Next week, I will start arranging and titling folders. I am so excited to be working with this collection!
I'll keep you all updated!
I just finished my first week at CCEPS! This week, I started arranging a collection called the Kruska Japanese Internment Collection. To begin the week, I read and took thorough notes on the Processing Manual, but then I began working with this collection. This collection has a HUGE array of materials. Some of them are very interesting, like a sign from one of the Japanese Internment facilities, and a tea towel, and a scroll, which was hung in Manzamar Internment Camp. Some of the materials are not so interesting, like printed web pages used by the collector to do research.
I began my journey with this collection by surveying all of the materials. Much of the collection was already arranged and placed in folders; however, I went through all of the documents, artifacts, and materials to think of a way to arrange all of them in an order that made sense. This was difficult because there is a huge variety. At first, I proposed to arrange the collection into similar categories, like having the newspaper clippings with other newspaper clippings. I was trying to create the most logical order I could think of. I then photocopied newspaper clippings, some of which were completely falling apart, like those from 1906 and 1907 about the Exclusion Laws being created in California. Often, it is best to photocopy newspapers in order to preserve the information being presented. I also sized some folders to fit large documents that were not originally fully covered. I did this to help preserve these materials. I also labelled and dated all of the folders, which took a while because there are a bunch of folders, many with only a single item inside.
After looking over my processing proposal, Lisa came up with a great idea to arrange the collection in a series, like Newspapers and clippings, photographs, postal materials, printed matter, realia, and reserach materials. Having the collection organized this way will make it easier for a researcher to find what they are looking for. Today, I re- arranged the materials into this new order and soon I will put it all up on Archivist Toolkit!
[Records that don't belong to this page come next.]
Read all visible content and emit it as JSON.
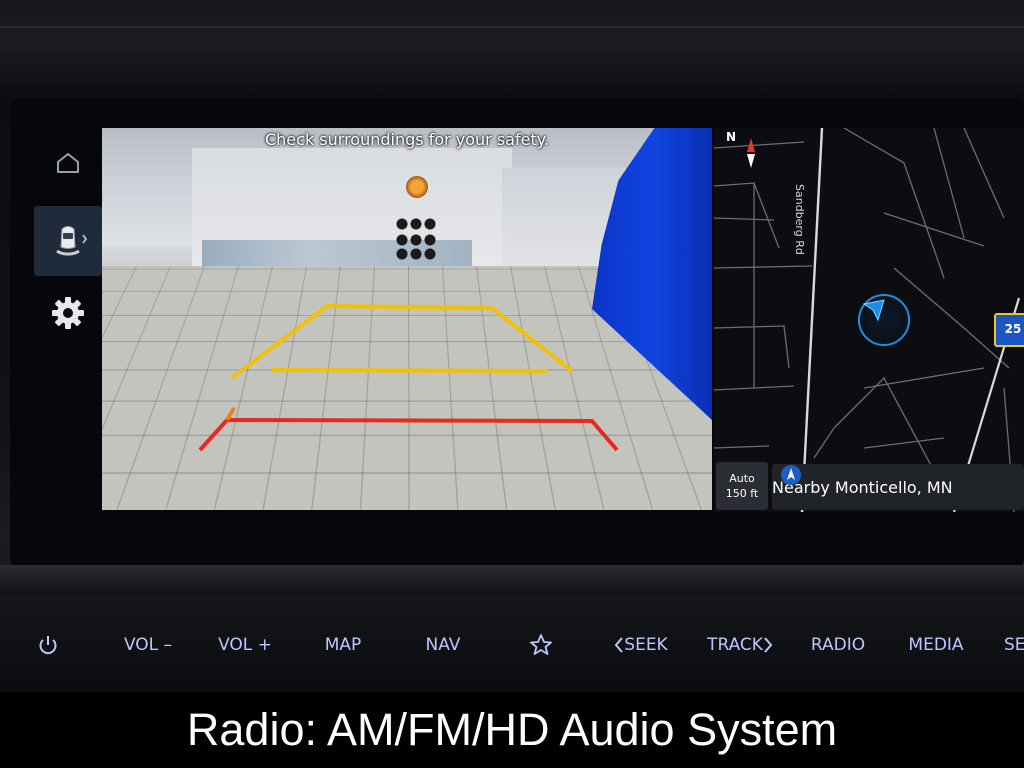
{
  "rail": {
    "items": [
      {
        "id": "home",
        "icon": "home-icon"
      },
      {
        "id": "parking",
        "icon": "car-sensor-icon",
        "active": true
      },
      {
        "id": "settings",
        "icon": "gear-icon"
      }
    ]
  },
  "camera": {
    "safety_message": "Check surroundings for your safety."
  },
  "map": {
    "north_label": "N",
    "road_label": "Sandberg Rd",
    "highway_shield": "25",
    "scale_mode": "Auto",
    "scale_value": "150 ft",
    "location_text": "Nearby Monticello, MN"
  },
  "buttons": {
    "vol_down": "VOL –",
    "vol_up": "VOL +",
    "map": "MAP",
    "nav": "NAV",
    "seek": "SEEK",
    "track": "TRACK",
    "radio": "RADIO",
    "media": "MEDIA",
    "setup": "SE"
  },
  "caption": "Radio: AM/FM/HD Audio System",
  "colors": {
    "accent": "#bcc7ff",
    "guide_yellow": "#f2c200",
    "guide_red": "#e52a1f",
    "nav_blue": "#1b8fe8"
  }
}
Overall, it was been a fantastic first week! I was able to work with some interesting materials and think of creative ways to organize the collection. I'm very excited to continue!